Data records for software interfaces
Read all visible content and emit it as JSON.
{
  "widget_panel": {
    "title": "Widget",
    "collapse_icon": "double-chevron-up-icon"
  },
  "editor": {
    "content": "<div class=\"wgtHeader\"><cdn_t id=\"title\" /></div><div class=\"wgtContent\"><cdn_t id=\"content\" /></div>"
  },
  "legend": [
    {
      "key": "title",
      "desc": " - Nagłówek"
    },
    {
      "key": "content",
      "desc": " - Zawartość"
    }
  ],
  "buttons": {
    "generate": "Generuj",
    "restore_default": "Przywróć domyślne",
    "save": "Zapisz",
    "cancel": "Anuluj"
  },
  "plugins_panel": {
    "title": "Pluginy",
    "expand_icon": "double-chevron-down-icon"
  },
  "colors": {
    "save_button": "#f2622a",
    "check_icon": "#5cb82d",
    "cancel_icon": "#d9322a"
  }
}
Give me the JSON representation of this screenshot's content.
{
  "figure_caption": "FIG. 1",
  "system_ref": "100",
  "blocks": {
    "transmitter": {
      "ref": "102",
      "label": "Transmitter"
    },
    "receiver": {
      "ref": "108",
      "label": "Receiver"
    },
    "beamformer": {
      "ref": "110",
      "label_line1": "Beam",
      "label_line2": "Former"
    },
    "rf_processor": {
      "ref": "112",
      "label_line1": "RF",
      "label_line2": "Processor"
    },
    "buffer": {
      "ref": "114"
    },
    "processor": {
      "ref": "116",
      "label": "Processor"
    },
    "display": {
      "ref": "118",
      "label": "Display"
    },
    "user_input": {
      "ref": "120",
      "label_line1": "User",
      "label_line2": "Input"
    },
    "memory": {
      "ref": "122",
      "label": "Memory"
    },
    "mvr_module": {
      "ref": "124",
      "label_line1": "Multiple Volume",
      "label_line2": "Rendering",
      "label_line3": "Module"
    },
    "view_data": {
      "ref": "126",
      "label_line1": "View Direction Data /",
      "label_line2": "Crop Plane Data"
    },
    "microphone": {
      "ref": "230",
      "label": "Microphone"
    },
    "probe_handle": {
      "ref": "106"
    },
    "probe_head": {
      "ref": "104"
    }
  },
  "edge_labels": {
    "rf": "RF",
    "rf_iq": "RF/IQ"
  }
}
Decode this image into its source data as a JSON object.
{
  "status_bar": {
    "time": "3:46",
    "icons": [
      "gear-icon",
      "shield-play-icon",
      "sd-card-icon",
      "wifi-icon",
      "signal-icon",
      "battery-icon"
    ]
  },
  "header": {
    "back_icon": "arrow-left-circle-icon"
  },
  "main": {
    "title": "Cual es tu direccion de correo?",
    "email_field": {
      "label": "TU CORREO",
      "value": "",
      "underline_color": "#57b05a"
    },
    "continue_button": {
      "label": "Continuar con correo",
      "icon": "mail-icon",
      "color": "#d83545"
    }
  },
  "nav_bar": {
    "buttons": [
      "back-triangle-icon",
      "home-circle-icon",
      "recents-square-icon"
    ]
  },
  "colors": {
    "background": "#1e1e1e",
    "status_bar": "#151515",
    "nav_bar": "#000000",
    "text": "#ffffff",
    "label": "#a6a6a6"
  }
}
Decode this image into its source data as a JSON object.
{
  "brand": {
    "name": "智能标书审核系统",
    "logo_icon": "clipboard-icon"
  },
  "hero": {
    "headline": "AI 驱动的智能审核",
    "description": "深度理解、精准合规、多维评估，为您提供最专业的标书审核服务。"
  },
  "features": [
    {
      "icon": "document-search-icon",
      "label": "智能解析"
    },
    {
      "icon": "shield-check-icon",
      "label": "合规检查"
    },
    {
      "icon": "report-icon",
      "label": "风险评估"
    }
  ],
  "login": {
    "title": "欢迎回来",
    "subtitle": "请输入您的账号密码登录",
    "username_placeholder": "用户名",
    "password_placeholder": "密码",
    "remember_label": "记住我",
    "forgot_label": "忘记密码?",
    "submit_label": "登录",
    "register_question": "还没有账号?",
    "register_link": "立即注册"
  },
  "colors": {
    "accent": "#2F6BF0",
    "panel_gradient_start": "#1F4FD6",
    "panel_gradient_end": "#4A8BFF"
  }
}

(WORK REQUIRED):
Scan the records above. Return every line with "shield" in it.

(SOLUTION FOR THIS EXERCISE):
      "shield-play-icon",
      "icon": "shield-check-icon",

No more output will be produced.